In this third novel the protagonist is a young teenager Clare who arrives on the Isle of Wight in a very distressed state seeking a girl she hardly knows but hopes will help her. The locals take her in and both knowingly and unknowingly help her to sort herself out and get her life back on track. She needs to come to terms with fact that love can be harmful as well as healing, blessed and ungodly. To quote one of the main characters ‘love can seriously damage your sanity’
Besides Clare the other main characters are troubled Father Ryan, from Clare’s hometown in Ireland who is at the root of Clare’s distress; Rachel single mother and business woman recently deserted by her Italian lover and Fran the farm owner who unknowingly does Clare a huge favour. It is thanks to Fran that things work out for Clare in the end. The relationships between these four characters slip into place as this sensitive story twists and turns its way to the open conclusion. The possibility of another Undercliff novel I wonder?

Within this genre I think well worth reading and Wendy K Harris is certainly an author whose work I will continue to follow.

Saturday, June 6, 2009

Hunting and Gathering by Anna Gavalda

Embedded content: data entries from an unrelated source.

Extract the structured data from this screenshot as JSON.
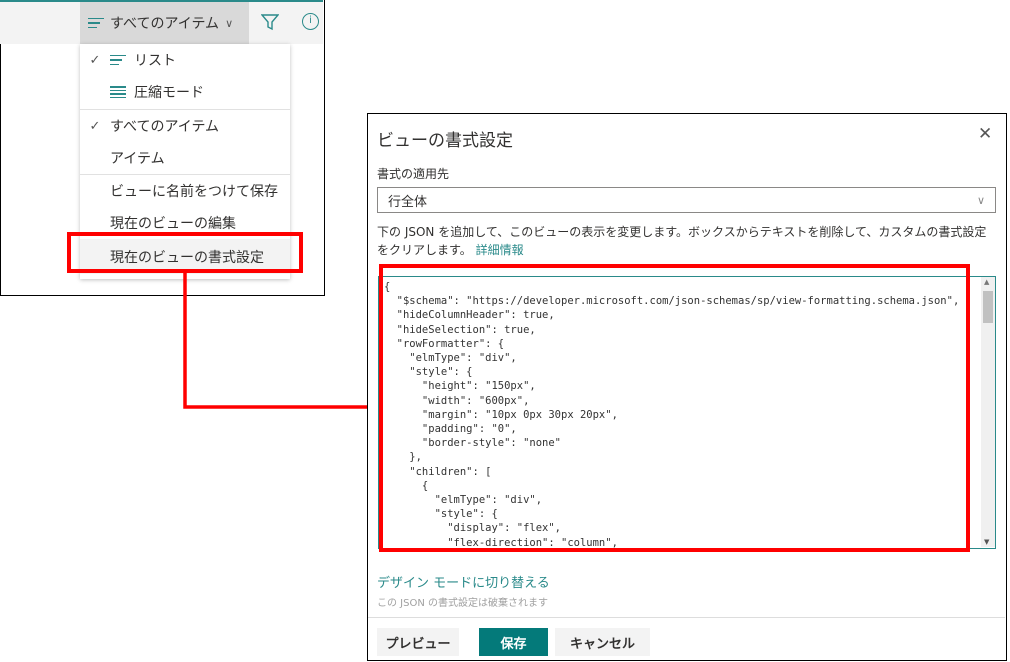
{
  "toolbar": {
    "view_label": "すべてのアイテム",
    "filter_icon": "filter-icon",
    "info_icon": "info-icon",
    "accent": "#2a8a8a"
  },
  "menu": {
    "items": [
      {
        "label": "リスト",
        "checked": true,
        "icon": "list-icon"
      },
      {
        "label": "圧縮モード",
        "checked": false,
        "icon": "compact-list-icon"
      },
      {
        "label": "すべてのアイテム",
        "checked": true
      },
      {
        "label": "アイテム",
        "checked": false
      },
      {
        "label": "ビューに名前をつけて保存"
      },
      {
        "label": "現在のビューの編集"
      },
      {
        "label": "現在のビューの書式設定",
        "highlighted": true
      }
    ]
  },
  "dialog": {
    "title": "ビューの書式設定",
    "apply_label": "書式の適用先",
    "apply_value": "行全体",
    "description": "下の JSON を追加して、このビューの表示を変更します。ボックスからテキストを削除して、カスタムの書式設定をクリアします。",
    "more_info": "詳細情報",
    "code_lines": [
      "{",
      "  \"$schema\": \"https://developer.microsoft.com/json-schemas/sp/view-formatting.schema.json\",",
      "  \"hideColumnHeader\": true,",
      "  \"hideSelection\": true,",
      "  \"rowFormatter\": {",
      "    \"elmType\": \"div\",",
      "    \"style\": {",
      "      \"height\": \"150px\",",
      "      \"width\": \"600px\",",
      "      \"margin\": \"10px 0px 30px 20px\",",
      "      \"padding\": \"0\",",
      "      \"border-style\": \"none\"",
      "    },",
      "    \"children\": [",
      "      {",
      "        \"elmType\": \"div\",",
      "        \"style\": {",
      "          \"display\": \"flex\",",
      "          \"flex-direction\": \"column\","
    ],
    "design_mode_link": "デザイン モードに切り替える",
    "discard_note": "この JSON の書式設定は破棄されます",
    "buttons": {
      "preview": "プレビュー",
      "save": "保存",
      "cancel": "キャンセル"
    },
    "highlight_color": "#ff0000"
  }
}
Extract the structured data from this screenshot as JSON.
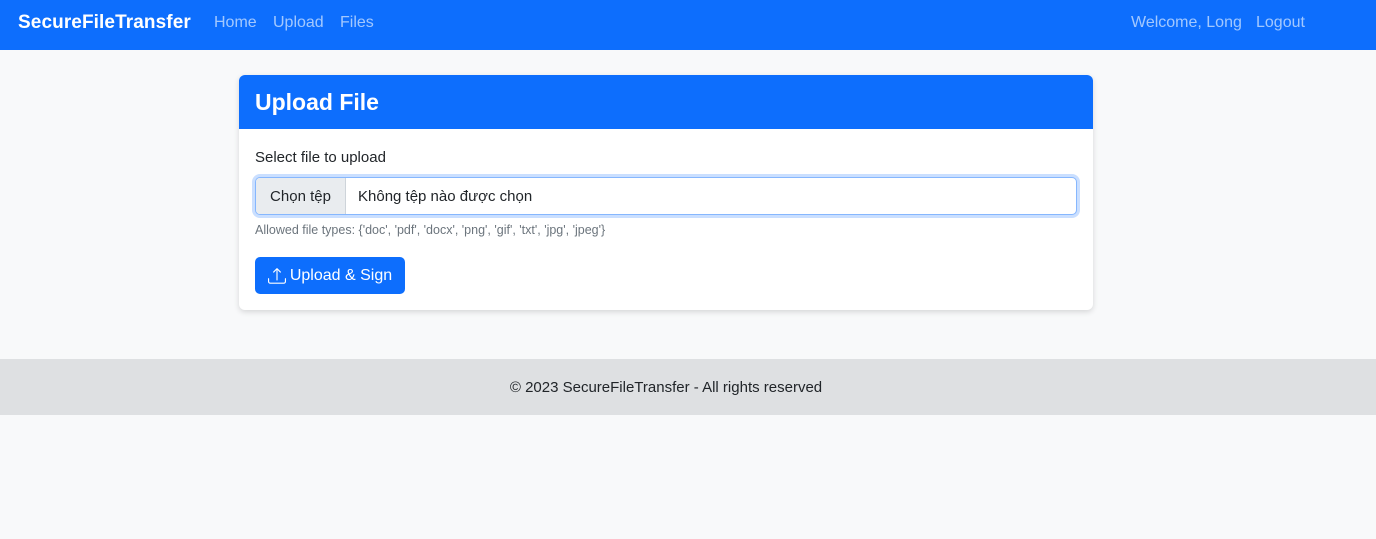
{
  "navbar": {
    "brand": "SecureFileTransfer",
    "links": [
      "Home",
      "Upload",
      "Files"
    ],
    "welcome": "Welcome, Long",
    "logout": "Logout"
  },
  "card": {
    "title": "Upload File",
    "label": "Select file to upload",
    "file_button": "Chọn tệp",
    "file_status": "Không tệp nào được chọn",
    "help_text": "Allowed file types: {'doc', 'pdf', 'docx', 'png', 'gif', 'txt', 'jpg', 'jpeg'}",
    "submit_label": "Upload & Sign",
    "submit_icon": "upload-icon"
  },
  "footer": {
    "text": "© 2023 SecureFileTransfer - All rights reserved"
  },
  "colors": {
    "primary": "#0d6efd",
    "background": "#f8f9fa",
    "footer_bg": "#dee0e2"
  }
}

I think that this novel about a group of four unlikely misfits that become friends is both profound and touching. Camille is an anorexic and lonely artist. Philibert her intellectual and aristocratic neighbour is the one who initially rescues Camille from herself. Franck a talented chef is Philibert’s lodger. The final member of the quartet is Franck’s aged Grandmother Paulette. The group learn to slowly cope with life together through the redemptive power of their various forms of love for each other. Each one of them discovers that they need something that is missing from their lives, whether it is food, friendship or love.
I liked all four protagonists as thanks to the descriptive writing one felt as though you really knew them and were able to empathise with them over their problems. Anna Gavalda also managed to bring to life for me the Parisian surroundings including the garret flat, the imposing apartment and Paulette’s former home in the countryside.

It is no exaggeration to say that I found it a fabulous portrayal of life and love, certainly one of my favourite reads so far this year.

Monday, June 1, 2009

Lessons to Learn by Natasha Judd


I am sorry to say that I was very disappointed in this novel. It was in fact I found rather boring with the protagonist telling us about her childhood in New Zealand and her current experiences teaching English in Korea. Charlotte was obviously an extremely unhappy young lady; she was only in Korea as she was running away from unhappiness with her life in New Zealand. I never felt that she really wanted to be in Korea and she did not give herself a chance to enjoy the experience of living in a different culture. She was unhappy with the circumstances she found herself in but did nothing to resolve them, just let life drift on around her. Her behaviour and unfortunately hence the novel annoyed me in fact.
It was however only the storyline that disappointed me because the actual writing style was I found very descriptive and I was able to visualize well some of the eccentric cast of characters.
I will certainly look out for any more novels that Natasha Judd may publish as this was her first, in itself a great achievement.